Once you decide on a theme, apply it across all platforms. Don’t switch between layouts. Your logo, website, social media accounts, online advertisements, E-commerce store, and printed assets should follow the same visual aesthetic.

Jim Pendergast, the senior vice president of altLINE Sobanco, also advises going beyond subjective artistic preferences. He says, “Consider your market when designing your brand’s visuals—don’t settle for what looks good. Instead, assess which layout effectively conveys your message. For instance, aggressive, powerful ads that assert authority use red and black, while lighter colors like yellow or blue look well on peaceful, wholesome content.

2. Track Customer Purchases and Consumer Trends

No market condition stays the same. Regardless of your niche, the driving factors behind consumer behavior fluctuate. You can’t assume that last season’s marketing campaigns will continuously yield positive results.

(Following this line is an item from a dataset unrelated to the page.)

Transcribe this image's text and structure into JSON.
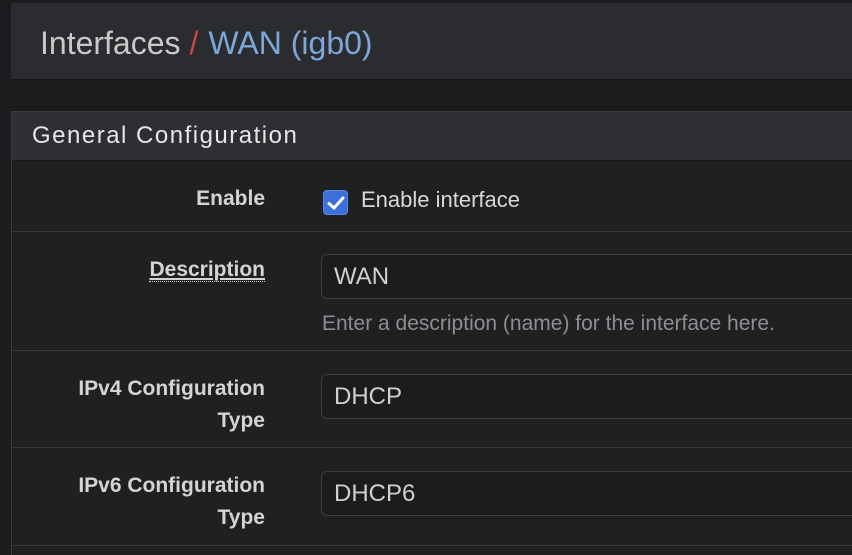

To stay ahead of the competition, perform trend analysis. Your market research department should regularly analyze customer trends, research top competitors, and determine when to launch new products. Double down on in-demand offers and develop ways to improve poor-performing ones.

Pro Tip: Incorporate trend insights into your upselling strategies. For instance, Amazon suggests customized packages based on your purchase history. Consumers don’t always purchase them. However, by presenting new options, Amazon minimizes bounce rates and keeps visitors browsing their site. 

3. Carefully Assess Consumer Insights

Strive for an accurate ideal buyer persona. Study the race, gender, age, nationality, cultural background, occupation, and even habits of your typical customer before setting your target market. Don’t rush your decision. Your brand growth strategy will revolve around these insights; haphazard assessments will throw your advertisements at uninterested prospects.

Mark Pierce, the CEO of Cloud Peak Law Group, emphasizes the importance of understanding your audience—especially in saturated industries. He says, “To gain an edge against competitors, find your niche. You’ll get much better conversion and ROAS rates if you have a spot-on ideal buyer persona. Create a subcategory within your market, then adjust your campaigns, brand voice, services, and product lineups accordingly.

4. Improve Shopping Accessibility

Your market doesn’t wholly comprise able-bodied individuals. 61 million adults live with a disability—you’ll miss out on a massive customer base if you overlook their needs. Moreover, your brand will look insensitive.

Whether you run a brick-and-mortar or online store, you must make it more accessible. Create a welcoming environment for people with disabilities. Simple changes like dedicated PWD parking spaces, holding sensitivity training for your staff, and coding accessibility tools into your website go a long way.

Work Toward a More Personalized Customer Experience

Building a more personalized, reputable brand requires adequate company resources. You can’t humanize your company overnight. Instead of performing cheap publicity stunts, establish evergreen systems geared toward your long-term customer experience vision.Cre

Likewise, train your employees to provide better customer service. Ensure that everyone understands the role of humanization in business—just one complaint about a bad employee could tarnish your reputation. Place equal importance on major and minor incidents alike.

Don’t let negative comments discourage you from achieving your goal. You can only minimize complaints to an extent. Just focus on efficiently solving your customer’s problems, then everything should fall into place.